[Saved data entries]
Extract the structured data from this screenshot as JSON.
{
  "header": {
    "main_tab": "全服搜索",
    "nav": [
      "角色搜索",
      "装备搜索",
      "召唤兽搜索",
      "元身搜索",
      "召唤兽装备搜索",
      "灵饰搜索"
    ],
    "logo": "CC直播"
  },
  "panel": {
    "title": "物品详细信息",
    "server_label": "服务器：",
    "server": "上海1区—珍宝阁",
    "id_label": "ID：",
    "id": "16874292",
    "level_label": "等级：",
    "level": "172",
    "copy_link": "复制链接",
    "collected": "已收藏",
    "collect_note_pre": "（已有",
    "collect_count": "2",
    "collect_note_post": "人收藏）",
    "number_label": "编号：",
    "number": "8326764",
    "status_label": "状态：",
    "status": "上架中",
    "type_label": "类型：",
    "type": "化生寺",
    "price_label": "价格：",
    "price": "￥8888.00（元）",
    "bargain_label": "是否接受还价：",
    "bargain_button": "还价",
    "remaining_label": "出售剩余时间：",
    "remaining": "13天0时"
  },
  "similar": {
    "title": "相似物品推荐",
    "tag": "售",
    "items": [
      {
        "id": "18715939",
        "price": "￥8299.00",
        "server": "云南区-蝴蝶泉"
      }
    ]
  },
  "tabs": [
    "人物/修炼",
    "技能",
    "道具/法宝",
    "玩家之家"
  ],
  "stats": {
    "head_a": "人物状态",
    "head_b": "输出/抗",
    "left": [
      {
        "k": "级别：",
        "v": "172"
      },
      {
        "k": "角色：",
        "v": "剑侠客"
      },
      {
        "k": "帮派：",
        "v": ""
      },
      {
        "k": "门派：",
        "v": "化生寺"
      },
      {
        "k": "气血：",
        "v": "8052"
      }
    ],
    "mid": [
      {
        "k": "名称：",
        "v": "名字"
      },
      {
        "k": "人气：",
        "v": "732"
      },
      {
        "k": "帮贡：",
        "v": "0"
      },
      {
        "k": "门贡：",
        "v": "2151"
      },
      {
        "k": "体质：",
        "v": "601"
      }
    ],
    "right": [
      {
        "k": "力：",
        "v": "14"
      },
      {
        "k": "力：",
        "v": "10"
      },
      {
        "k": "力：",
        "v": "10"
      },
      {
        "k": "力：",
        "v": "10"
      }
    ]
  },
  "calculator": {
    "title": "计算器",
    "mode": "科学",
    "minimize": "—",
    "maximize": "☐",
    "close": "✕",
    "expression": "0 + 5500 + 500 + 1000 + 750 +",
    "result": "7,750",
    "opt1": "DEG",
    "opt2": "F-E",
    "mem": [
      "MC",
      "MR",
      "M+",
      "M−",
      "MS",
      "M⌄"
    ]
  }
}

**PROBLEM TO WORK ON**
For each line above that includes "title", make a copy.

**WRITTEN REPLY**
    "title": "物品详细信息",
    "title": "相似物品推荐",
    "title": "计算器",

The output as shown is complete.